Date: February 25, 1998
Creator: Feighner, M.A.; Daley, T.M. & Majer, E.L.
Partner: UNT Libraries Government Documents Department

The Agricultural Outlook: March 18, 1914

Description: Bulletin issued by the U. S. Department of Agriculture discussing the status of agricultural production in the United States for 1914, including forecasts for crop yields and livestock reports. Contains articles and tables on international production of corn, oats, barley, rye, potatoes, and flax as well as beef imports from Argentina, cotton production in Africa, and crop reporting systems in other countries.
Date: 1914
Creator: United States. Department of Agriculture.
Partner: UNT Libraries Government Documents Department

[Letter from William and Matilda Dodd to C. B. and May Moore, October 31, 1875]

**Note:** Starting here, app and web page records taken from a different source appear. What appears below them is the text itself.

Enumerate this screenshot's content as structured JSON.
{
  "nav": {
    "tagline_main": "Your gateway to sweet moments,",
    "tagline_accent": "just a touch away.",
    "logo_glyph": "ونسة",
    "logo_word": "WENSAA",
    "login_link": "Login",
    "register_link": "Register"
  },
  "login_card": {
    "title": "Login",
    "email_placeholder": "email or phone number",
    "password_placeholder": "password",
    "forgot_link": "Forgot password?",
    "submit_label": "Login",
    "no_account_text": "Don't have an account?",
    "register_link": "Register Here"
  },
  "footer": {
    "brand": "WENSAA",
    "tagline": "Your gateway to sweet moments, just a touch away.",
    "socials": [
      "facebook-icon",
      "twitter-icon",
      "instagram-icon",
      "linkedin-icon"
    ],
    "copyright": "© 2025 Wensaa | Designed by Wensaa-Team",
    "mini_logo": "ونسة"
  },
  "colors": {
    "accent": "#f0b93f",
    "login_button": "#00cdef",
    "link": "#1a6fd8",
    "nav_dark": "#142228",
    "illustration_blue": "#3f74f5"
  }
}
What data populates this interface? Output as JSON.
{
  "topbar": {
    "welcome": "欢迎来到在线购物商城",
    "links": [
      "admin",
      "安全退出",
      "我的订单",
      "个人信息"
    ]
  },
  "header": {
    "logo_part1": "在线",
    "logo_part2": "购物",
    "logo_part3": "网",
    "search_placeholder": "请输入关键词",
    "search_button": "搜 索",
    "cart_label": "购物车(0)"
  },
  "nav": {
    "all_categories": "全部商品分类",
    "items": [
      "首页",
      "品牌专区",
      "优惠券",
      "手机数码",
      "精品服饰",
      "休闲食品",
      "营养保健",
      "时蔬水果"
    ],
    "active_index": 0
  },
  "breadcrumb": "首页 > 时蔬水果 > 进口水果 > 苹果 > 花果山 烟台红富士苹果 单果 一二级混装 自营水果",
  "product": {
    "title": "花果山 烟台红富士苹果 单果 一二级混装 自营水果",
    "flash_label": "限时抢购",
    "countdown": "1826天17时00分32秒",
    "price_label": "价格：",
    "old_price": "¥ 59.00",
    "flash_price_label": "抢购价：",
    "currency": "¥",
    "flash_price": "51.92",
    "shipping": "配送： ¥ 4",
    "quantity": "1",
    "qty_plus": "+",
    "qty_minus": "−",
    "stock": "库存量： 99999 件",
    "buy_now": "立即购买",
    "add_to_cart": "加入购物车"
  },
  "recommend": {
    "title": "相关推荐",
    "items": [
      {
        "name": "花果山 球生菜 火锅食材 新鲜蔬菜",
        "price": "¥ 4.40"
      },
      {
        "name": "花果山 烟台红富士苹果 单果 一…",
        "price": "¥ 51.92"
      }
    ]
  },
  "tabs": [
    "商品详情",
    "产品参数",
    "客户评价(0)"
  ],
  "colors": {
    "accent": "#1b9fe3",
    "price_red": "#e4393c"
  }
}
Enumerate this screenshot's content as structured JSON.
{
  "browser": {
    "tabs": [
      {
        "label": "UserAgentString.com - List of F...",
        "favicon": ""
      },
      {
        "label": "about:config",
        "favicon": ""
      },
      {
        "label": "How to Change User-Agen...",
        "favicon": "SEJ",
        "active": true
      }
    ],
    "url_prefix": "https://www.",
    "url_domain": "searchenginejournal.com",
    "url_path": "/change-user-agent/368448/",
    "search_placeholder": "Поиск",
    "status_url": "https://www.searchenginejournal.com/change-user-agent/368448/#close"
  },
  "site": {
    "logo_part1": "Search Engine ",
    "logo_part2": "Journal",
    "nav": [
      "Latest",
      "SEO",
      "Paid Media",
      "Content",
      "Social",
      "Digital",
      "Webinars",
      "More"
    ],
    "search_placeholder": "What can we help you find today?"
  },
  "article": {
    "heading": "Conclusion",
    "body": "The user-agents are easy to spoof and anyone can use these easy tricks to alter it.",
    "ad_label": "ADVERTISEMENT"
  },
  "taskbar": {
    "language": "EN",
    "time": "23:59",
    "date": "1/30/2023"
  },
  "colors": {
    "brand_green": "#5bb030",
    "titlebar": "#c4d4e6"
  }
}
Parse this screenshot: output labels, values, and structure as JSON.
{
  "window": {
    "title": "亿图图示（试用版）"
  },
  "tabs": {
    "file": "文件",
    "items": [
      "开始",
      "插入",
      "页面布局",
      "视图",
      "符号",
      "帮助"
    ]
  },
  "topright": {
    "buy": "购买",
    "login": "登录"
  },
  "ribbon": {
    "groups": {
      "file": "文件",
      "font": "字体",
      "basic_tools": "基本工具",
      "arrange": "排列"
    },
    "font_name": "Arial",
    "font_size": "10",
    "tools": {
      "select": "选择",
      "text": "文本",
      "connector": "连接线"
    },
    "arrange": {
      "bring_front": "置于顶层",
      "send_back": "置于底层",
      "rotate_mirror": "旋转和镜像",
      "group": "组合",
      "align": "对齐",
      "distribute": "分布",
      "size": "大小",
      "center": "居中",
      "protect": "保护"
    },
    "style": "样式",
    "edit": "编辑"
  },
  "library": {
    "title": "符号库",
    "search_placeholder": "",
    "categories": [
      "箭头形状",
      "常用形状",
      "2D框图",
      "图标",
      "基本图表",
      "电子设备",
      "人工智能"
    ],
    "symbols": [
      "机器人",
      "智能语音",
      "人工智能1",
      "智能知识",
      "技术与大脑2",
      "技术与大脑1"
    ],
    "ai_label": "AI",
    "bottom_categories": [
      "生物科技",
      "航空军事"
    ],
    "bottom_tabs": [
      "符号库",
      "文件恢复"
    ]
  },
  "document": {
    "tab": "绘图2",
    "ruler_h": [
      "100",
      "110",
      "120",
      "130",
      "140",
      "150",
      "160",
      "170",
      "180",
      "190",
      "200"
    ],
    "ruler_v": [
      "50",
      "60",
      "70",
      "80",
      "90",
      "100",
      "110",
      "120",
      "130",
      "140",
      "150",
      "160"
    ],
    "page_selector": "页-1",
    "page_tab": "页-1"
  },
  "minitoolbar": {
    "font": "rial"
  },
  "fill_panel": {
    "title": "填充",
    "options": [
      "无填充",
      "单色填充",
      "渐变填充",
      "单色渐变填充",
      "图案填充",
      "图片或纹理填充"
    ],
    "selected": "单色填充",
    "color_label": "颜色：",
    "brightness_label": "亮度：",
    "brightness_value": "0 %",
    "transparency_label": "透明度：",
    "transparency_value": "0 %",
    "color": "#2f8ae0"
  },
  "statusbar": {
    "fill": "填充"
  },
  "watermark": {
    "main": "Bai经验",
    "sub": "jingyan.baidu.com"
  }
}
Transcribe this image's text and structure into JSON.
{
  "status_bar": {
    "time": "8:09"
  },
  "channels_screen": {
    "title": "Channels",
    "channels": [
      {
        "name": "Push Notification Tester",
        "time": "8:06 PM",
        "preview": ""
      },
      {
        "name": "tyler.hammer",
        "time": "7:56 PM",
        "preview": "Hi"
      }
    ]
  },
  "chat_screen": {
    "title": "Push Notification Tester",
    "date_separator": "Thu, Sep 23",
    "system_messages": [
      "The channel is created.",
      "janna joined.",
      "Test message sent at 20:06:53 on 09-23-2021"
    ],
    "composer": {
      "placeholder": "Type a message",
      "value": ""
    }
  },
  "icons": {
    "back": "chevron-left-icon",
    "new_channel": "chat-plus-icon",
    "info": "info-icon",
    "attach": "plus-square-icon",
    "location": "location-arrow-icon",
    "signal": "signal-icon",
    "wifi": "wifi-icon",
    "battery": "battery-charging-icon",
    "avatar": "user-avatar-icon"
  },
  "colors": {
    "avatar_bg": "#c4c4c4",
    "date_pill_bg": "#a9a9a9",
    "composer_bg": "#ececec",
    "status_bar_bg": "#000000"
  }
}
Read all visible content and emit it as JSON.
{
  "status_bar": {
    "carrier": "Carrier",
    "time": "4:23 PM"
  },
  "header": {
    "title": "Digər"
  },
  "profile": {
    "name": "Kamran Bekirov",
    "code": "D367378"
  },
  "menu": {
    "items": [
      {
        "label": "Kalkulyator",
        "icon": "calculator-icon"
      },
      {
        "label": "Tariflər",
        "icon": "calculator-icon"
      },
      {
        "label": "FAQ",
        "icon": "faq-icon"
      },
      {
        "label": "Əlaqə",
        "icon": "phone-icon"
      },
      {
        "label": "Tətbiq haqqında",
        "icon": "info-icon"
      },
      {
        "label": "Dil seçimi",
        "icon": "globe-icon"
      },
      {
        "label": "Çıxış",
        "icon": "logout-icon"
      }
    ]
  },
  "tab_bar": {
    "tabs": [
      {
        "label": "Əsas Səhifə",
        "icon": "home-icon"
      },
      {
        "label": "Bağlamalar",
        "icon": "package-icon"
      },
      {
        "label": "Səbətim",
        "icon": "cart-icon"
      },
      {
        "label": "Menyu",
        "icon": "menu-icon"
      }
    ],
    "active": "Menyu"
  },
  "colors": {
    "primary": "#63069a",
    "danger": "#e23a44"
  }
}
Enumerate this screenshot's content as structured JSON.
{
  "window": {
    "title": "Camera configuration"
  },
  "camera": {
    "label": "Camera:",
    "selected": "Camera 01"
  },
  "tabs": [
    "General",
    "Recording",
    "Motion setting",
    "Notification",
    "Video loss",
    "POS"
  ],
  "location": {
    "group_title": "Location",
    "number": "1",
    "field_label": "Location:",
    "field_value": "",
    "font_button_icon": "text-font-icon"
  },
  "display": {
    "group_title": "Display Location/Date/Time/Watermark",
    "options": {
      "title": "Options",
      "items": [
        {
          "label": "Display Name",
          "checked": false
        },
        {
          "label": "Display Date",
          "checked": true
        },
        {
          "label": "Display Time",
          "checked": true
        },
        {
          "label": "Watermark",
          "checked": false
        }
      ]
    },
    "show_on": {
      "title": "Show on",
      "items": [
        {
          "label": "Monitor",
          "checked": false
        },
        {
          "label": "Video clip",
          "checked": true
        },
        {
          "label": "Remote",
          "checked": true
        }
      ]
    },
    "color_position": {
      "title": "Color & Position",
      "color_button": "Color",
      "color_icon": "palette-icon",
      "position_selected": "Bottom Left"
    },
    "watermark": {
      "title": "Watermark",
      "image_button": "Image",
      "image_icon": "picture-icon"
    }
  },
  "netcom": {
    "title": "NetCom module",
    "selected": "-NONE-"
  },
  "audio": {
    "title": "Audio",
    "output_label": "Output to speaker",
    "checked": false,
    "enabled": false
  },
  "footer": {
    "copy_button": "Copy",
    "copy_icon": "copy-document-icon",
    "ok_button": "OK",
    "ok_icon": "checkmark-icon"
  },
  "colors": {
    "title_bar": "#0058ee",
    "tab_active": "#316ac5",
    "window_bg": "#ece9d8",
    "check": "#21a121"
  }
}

Description: The author received her sister's letter a while back but hadn't had time to write back. Dinky and Sirrie have the chills along with a lot of other people. They have had relatively good cool weather until it frosted. Wilson is going to Texas and Henry won't make it. Bettie moved in with her mother until Wilson gets back. Henry is trying to buy the Moody place. They are going to have a good crop of corn. Malissa came and visited. Sallie Elliot was sick with brain fever but has recovered. Tobe has been married several times and Mrs. Sporer will tell his sister the rest of the news. They went to town and bought some dresses and Bettie made a comforter. They harvested their sweet potatoes and irish potatoes. She has been milking the cows and making butter. They will send sweets through the Josporers and ask for any news. William mentions that he has planted rye.
Date: October 31, 1875
Partner: UNT Libraries Special Collections